The most Scientific puzzles of nature are the mind and the universe. With the help of our vast innovation, we have been able to photograph worlds billions of light-years away, manipulate the genes that control life, and investigate the internal functions of the atom, yet the mind and the universe are still evasive and tempt us. These are the most puzzling and intriguing frontiers known to science.
Two Most Scientific puzzles
both the brain and the universe pose scientific puzzles for the human being. If you want to welcome the grandness of the universe, simply take a look at the sky around night time, burning with billions of stars.
To see the puzzle of our mind, we should simply glance in the mirror and wonder what lies behind our eyes. This brings up haunting questions such as: Do we have a spirit? What happens to us after death? And most importantly, it brings us to the final question: Where do we fit into this incredible cosmic venture?
SIMILARITIES AND DIFFERENCES BETWEEN THE TWO
The Milky Way galaxy contains 100 billion stars, generally equivalent to the number of neurons in our brain. You may need to travel 24 trillion miles to locate the primary star outside our close planetary system, to discover an object as complex as what is sitting on your shoulders.
The brain and the universe constitute the most scientific challenges of all, however, they likewise share a captivating relationship. One is identified with the vastness of space, where we experience abnormal inhabitants like black holes, exploding stars, and galactic crashes.

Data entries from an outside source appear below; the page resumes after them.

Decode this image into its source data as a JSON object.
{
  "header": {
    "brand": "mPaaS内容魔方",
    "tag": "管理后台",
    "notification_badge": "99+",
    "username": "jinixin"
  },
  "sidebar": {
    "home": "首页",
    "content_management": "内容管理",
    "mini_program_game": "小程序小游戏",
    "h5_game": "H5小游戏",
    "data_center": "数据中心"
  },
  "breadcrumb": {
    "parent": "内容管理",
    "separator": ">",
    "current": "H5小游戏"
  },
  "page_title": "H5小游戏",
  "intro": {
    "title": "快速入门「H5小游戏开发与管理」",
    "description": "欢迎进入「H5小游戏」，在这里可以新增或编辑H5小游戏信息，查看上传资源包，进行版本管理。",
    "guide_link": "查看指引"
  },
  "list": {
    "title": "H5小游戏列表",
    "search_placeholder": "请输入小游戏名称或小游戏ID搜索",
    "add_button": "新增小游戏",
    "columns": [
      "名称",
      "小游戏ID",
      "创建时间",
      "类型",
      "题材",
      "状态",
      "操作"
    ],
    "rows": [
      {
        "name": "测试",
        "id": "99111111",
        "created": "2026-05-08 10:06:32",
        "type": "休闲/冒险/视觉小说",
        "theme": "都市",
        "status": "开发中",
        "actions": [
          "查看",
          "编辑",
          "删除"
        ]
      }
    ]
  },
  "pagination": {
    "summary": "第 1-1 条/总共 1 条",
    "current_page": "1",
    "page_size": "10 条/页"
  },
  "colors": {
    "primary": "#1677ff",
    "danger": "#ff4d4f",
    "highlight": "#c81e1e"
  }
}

The other relates to the internal space, where we explore our most intimate and individual expectations and yearnings. The brain is not far from our next thought, yet we are regularly confused when asked to explain and interpret it clearly.
In spite of the fact that they may seem opposed to each other, they have a common history and story. Both have been shrouded in superstition and enchantment since time immemorial.
The universe and the brain are intersecting in various manners, thanks, in no little part, to some of the eye-opening thoughts we regularly experience in science fiction.
ancient Egyptians accepted the brain to be a futile organ for all the magnificent accomplishments of expressive arts and science. Aristotle was convinced that the soul dwells in the heart, not in the brain, whose sole purpose was to cool the cardiovascular system. Descartes felt that the soul entered the body through the tiny pineal glands of the brain. Nonetheless, none of these hypotheses have been proven because of the absence of strong proofs.
THE MOST COMPLEX OBJECT
The brain weighs just three pounds, yet it is the most intricate object in the solar system. In spite of the fact that it occupies just 2 percent of the body weight, the brain has a hungry appetite, which consumes 20 percent of our total energy. There are an estimated 100 billion neurons that have a sort of neural association and pathway inside the brain.
Four hundred years ago, the telescope was invented, and practically overnight this new, supernatural gadget looked into the core of the heavenly body. It was one of the most progressive instruments ever. Suddenly, with your own eyes, you see the fantasies and dogma of the past vanishes like the morning fog. Now the moon had craters, the sun had dark spots, Jupiter had moons, Venus had phases and Saturn had rings. Fifteen years after the discovery of the telescope, it was possible to learn more about the universe than in all human history.
Like the development of the telescope, the presentation of MRI machines and a variety of brain scans during the 1990s and 2000s changed neuroscience. Compared with all past histories, we have learned more about the brain over the last fifteen years and the mind that once viewed as far off has finally taken the center stage.